The Communist Party of India will go in for State-specific alliances and seat adjustments with regional, secular democratic parties for the Assembly elections in Rajasthan, Delhi, Chhattisgarh and Madhya Pradesh, and for the Lok Sabha elections due next year.
CPI general secretary S. Sudhakar Reddy told journalists here on Saturday that the party had already forged an alliance in Rajasthan with the CPI(M), the Samajwadi Party and the Janata Dal (Secular). In Chhattisgarh, talks reached an advanced stage for forming a front of the Left parties and some State parties.

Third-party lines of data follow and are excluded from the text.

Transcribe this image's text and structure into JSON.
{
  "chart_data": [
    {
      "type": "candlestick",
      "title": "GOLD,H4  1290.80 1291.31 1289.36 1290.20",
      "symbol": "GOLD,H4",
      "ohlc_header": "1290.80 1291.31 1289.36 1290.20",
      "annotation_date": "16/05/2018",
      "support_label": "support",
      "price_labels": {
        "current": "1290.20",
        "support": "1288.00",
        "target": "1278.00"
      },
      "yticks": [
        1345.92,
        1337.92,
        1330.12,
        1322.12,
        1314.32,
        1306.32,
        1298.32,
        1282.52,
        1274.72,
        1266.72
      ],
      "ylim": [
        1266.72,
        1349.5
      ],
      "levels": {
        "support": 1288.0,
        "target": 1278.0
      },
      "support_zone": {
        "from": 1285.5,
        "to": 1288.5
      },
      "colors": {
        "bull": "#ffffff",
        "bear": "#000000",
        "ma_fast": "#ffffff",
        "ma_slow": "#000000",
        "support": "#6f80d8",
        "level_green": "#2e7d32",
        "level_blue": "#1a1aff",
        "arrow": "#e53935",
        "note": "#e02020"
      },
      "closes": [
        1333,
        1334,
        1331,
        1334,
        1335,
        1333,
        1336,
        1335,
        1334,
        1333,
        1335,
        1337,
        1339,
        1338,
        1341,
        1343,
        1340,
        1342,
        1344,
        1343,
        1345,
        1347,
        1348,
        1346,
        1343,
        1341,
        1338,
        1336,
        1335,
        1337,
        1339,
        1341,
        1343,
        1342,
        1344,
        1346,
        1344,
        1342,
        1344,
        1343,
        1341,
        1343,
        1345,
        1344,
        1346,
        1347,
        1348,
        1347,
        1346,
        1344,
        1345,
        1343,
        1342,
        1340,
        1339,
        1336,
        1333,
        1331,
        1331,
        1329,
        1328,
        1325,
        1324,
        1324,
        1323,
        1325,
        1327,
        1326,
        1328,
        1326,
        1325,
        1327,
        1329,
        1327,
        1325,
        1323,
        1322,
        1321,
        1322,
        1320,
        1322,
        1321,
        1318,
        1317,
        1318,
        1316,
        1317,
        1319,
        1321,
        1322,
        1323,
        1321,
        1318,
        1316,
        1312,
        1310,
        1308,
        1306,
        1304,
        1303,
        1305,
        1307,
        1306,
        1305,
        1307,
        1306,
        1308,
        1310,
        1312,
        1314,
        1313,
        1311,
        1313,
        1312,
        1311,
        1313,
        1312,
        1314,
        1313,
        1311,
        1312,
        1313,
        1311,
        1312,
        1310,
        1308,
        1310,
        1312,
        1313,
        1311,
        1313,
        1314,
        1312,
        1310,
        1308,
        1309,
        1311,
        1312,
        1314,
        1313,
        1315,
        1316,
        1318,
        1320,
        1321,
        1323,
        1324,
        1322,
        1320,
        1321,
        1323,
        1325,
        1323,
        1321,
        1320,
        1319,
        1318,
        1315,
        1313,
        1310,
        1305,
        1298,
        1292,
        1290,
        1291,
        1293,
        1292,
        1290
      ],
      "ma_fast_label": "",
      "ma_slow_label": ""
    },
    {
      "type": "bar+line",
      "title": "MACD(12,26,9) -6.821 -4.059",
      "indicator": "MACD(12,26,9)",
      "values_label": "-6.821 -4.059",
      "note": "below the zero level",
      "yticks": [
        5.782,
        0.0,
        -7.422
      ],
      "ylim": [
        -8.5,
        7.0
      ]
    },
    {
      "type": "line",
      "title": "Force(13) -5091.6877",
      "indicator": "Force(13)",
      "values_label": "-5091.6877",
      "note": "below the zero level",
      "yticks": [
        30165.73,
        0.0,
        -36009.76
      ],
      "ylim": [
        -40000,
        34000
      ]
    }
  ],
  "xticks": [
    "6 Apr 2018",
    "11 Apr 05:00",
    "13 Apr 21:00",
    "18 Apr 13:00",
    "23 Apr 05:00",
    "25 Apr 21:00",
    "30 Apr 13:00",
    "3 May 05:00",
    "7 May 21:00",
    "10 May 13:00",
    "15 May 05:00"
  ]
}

The national executive, which met earlier this week, discussed preparations for the Assembly elections. “It expressed satisfaction with the work done so far in Rajasthan and Chhattisgarh, where alliances have been worked out, and asked the other two States to hasten identification of constituencies to be contested by the party as well as seat adjustment with other parties,” Mr. Reddy said.
The meeting also discussed the Lok Sabha polls and decided to work on tactics to “forge a programme-based alternative that can pave the way for the installation of a non-UPA and non-NDA government.” The party was confident that a combination of non-Congress and non-BJP parties would form a government at the Centre, he said, and a post-poll alliance should be forged on the basis of secularism, federalism, food security, tribal rights and an alternative economic policy.
Rejecting the Chief Information Commissioner’s order that political parties come under the purview of the Right to Information Act, Mr. Reddy said the parties were accountable to the people from whom they received funds. “We believe the process of receiving funds should be transparent, and the name of the donors should be made public.”
As for the Supreme Court’s recent ruling that barred persons in jail from voting and contesting in elections, Mr. Reddy said that it was important to prevent criminalisation of politics, but snatching away the right of the people to vote and contest when they were in jail was not right because it could be used as a weapon against political opponents. “Even a mere accusation can result in arrest,” he said.
On Telangana, he said the Centre should take all parties into confidence while creating the new State from Andhra Pradesh, and a committee, composed of representatives of Telangana and the rest of Andhra Pradesh, should be formed to facilitate the process. “The way the UPA government has handled the just demand for Telangana has not only sparked dissatisfaction and anger in Seemandhra but also given a fillip to demands [for smaller States] in other parts of the country.”